The symptomatic effects associated with Pb poisoning in the present study were fatigue and numbness of the limbs among the roadside panel beaters, while weakness and fatigue were noted among organized panel beaters. Fatigue was the most common symptom associated with Pb poisoning in both groups of panel beaters. These are nonspecific constitutional symptoms and could be early warnings of Pb poisoning in the nervous, hematological, cardiovascular, gastrointestinal and renal system. This illustrates the high burden of subclinical effects of Pb poisoning at lower dose exposures and recognition of these symptoms will help in preventing workers from developing further irreversible effects of overt clinical toxicities. A study in Jimma town, Ethiopia among automotive garage workers with mean BLL of 19.75 μg/dL found that 50–80% of workers complained of headache, depression, and memory impairment and 40% complained of loss of appetite and nausea.31 A study in Sudan among used lead acid battery (ULAB) factory workers found that 50% complained of insomnia, fatigue, weakness and drowsiness, 41% complained of abdominal colic and constipation and 2% complained of blue lines on the gums.38 These studies similarly report the presence of nonspecific symptoms among occupational workers following Pb exposure. The symptoms reported by respondents in the present study are in keeping with the current understanding that low dose chronic Pb exposures cause damage to body systems and there is no safe level of Pb.6,39 Recognition of these nonspecific symptoms can help in the prevention of further Pb poisoning among occupationally exposed workers.

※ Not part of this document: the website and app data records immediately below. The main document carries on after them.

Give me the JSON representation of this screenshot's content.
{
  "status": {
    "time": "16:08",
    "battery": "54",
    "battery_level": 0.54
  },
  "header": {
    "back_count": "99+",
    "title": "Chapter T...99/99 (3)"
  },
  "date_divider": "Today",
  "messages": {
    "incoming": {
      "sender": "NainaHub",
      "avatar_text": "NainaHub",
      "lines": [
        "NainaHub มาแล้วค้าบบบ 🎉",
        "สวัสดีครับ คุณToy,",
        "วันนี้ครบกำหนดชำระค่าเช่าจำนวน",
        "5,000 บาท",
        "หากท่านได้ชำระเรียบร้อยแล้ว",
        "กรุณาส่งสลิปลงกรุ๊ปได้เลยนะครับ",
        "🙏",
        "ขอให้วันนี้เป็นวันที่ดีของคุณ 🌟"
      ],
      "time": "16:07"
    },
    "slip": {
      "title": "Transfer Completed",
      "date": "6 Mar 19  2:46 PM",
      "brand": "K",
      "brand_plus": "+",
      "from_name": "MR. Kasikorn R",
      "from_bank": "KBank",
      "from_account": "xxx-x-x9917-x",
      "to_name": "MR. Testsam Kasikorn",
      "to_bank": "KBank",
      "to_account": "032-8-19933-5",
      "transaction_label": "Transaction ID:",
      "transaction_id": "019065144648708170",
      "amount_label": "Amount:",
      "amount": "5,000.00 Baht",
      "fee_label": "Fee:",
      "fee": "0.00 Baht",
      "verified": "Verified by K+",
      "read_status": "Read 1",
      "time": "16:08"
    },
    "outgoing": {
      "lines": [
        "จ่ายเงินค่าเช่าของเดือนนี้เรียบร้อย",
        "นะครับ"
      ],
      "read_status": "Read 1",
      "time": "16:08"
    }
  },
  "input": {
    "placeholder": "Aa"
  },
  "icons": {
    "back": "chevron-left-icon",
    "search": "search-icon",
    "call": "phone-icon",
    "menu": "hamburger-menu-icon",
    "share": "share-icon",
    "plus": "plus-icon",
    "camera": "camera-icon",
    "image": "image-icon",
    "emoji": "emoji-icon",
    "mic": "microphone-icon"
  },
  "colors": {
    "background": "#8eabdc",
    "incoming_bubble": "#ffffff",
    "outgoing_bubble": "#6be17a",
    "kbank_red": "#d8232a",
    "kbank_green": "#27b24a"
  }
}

This study is a cross-sectional study, and the symptoms experienced were limited to the period of study. All the participants in the present study were male. In addition, the study is specific to one area and therefore the results are not generalizable.
Nonspecific constitutional symptoms are the most common manifestations of occupational Pb poisoning at lower dose exposures. These symptoms occurred irrespective of BLLs content among roadside and organized panel beaters. Symptoms included weakness, fatigue, nausea and numbness of the limbs. Employers and workers should be made aware of the importance of these nonspecific symptoms in their occupational practices through health education. Routine biological and environmental monitoring is recommended to employers to keep Pb exposures to below 10 ug/dL. Other safety practices and engineering controls should be enforced in the workplace.
This study was funded as part of employment.